If employees do not need to use smartphones, portable storage devices, and laptops for accessing PHI, safeguards should be implemented to block the use of those devices.  If those devices need to be used, appropriate security controls must be implemented to safeguard data when using those devices – e.g. encryption.

These controls can prevent data leakage but when an unauthorized access incident occurs, data breaches need to be detected promptly. Healthcare organizations therefore need full visibility into what is happening on their network. Users must have unique logins that allow their PHI interactions to be monitored and logged. Those logs must then be regularly reviewed for unauthorized access and suspicious activity.

Polices and procedures should be regularly assessed to ensure they continue to be effective. Access rights must also be regularly reviewed and updated if a user changes role, department, or leaves the organization. The latter is especially important as the risk of data theft is greatest in cases of involuntary separation. OCR reminds covered entities that in such cases, access rights to PHI, computers, and applications must be terminated before an individual leaves the organization.

“The healthcare sector is a tempting target for malicious insiders who seek to disclose or steal an organization’s sensitive information,” explained OCR in the newsletter. “By recognizing the risks and implementing appropriate safeguards, organizations can manage this risk and comply with the law.”

About Liam Johnson
Liam Johnson has produced articles about HIPAA for several years. He has extensive experience in healthcare privacy and security. With a deep understanding of the complex legal and regulatory landscape surrounding patient data protection, Liam has dedicated his career to helping organizations navigate the intricacies of HIPAA compliance. Liam focusses on the challenges faced by healthcare providers, insurance companies, and business associates in complying with HIPAA regulations. Liam has been published in leading healthcare publications, including The HIPAA Journal.
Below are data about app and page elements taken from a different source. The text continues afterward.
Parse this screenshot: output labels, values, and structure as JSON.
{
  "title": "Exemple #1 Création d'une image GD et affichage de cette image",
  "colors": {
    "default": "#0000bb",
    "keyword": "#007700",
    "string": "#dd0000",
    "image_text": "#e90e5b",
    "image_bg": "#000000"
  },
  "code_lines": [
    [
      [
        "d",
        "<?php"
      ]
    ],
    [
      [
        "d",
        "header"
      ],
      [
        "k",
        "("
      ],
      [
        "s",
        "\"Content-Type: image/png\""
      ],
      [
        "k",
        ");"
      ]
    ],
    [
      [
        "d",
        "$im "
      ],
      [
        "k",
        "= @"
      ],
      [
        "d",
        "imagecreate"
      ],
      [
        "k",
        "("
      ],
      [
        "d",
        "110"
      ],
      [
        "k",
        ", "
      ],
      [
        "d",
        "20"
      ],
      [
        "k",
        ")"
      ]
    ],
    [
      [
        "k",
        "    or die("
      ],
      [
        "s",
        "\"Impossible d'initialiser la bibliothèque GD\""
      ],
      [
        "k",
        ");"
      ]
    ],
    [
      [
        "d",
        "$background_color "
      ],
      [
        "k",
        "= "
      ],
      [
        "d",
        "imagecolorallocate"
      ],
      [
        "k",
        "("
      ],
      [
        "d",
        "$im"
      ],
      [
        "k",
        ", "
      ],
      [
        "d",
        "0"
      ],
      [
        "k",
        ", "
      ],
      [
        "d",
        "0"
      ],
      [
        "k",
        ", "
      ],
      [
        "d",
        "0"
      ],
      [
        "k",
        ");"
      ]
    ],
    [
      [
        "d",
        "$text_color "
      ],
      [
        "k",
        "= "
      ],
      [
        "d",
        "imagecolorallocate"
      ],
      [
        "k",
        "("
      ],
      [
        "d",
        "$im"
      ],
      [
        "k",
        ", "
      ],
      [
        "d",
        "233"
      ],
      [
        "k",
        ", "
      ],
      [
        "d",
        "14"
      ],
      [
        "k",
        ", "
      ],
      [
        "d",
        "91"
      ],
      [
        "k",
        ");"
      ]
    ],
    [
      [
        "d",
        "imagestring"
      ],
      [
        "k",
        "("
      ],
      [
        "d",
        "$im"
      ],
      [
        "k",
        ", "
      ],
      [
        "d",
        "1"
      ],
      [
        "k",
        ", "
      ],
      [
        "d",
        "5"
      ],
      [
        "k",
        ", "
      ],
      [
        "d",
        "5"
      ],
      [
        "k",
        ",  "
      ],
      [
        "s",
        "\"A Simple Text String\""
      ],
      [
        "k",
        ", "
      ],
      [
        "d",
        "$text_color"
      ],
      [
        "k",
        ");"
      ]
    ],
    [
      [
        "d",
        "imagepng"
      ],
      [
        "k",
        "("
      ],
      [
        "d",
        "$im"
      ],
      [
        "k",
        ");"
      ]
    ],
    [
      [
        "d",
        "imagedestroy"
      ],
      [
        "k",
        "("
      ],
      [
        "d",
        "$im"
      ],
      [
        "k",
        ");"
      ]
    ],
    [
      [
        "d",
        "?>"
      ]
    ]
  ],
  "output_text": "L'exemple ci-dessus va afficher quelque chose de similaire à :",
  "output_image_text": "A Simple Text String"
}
Liam was appointed Editor-in-Chief of The HIPAA Guide in 2023. Contact Liam via LinkedIn: https://www.linkedin.com/in/liamhipaa/